» **AIM OF THE TASK**: Copy out lines with the word "icon" from the material that follows.

» **EXCERPTED RECORDS**:
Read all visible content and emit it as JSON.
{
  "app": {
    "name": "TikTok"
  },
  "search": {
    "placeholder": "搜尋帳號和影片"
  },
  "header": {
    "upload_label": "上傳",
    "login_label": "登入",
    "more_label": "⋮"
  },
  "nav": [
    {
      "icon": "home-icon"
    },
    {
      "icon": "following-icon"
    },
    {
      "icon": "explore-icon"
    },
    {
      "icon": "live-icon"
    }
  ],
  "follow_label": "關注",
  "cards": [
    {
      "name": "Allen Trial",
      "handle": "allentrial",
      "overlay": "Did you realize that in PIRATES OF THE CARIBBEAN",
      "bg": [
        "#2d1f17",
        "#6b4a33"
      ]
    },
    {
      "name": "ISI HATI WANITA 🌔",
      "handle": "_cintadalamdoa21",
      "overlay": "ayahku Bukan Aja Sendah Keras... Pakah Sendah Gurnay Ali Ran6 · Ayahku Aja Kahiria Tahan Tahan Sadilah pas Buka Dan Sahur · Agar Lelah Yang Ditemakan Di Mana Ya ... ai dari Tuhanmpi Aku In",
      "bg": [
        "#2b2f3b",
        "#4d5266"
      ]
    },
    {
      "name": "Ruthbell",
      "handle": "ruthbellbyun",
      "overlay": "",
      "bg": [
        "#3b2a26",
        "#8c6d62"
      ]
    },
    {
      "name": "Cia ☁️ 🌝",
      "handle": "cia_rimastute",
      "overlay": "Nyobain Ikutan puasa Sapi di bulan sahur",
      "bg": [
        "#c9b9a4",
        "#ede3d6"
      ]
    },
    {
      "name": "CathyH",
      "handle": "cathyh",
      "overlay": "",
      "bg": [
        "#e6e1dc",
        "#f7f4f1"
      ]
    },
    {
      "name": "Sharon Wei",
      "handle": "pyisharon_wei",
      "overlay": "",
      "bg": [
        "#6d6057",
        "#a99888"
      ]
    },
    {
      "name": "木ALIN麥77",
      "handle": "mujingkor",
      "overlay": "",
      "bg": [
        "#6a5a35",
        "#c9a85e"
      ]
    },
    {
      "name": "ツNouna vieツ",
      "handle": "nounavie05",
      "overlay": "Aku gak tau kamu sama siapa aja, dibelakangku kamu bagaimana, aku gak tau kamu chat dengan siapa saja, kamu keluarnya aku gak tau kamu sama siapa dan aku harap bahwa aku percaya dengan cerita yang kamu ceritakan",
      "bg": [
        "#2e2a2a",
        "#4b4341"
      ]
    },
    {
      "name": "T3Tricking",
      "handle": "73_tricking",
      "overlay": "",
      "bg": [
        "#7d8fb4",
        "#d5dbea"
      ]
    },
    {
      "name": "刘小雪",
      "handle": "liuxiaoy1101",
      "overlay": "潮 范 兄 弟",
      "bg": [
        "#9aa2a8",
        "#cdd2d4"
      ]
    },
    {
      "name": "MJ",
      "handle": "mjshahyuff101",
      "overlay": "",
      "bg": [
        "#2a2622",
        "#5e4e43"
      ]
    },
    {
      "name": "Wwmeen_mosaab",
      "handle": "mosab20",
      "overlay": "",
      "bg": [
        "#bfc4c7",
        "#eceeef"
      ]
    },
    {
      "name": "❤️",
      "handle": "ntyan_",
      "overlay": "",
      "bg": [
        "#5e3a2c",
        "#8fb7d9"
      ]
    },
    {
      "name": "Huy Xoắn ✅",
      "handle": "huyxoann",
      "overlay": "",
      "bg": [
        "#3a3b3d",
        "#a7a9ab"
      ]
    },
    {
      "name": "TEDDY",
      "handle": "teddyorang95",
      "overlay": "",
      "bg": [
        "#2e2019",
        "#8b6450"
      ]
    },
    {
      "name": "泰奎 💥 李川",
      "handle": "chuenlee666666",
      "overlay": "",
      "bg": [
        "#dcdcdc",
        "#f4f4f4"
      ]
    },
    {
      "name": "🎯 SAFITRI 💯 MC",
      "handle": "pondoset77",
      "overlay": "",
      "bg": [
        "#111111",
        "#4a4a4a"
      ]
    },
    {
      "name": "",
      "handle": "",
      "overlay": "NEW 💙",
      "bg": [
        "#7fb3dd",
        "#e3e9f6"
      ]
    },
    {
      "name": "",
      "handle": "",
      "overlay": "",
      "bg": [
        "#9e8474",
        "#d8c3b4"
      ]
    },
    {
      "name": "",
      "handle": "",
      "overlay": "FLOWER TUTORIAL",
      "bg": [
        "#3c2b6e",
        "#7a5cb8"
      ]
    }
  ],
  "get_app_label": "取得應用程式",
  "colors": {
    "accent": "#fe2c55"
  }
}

» **TASK RESULT**:
      "icon": "home-icon"
      "icon": "following-icon"
      "icon": "explore-icon"
      "icon": "live-icon"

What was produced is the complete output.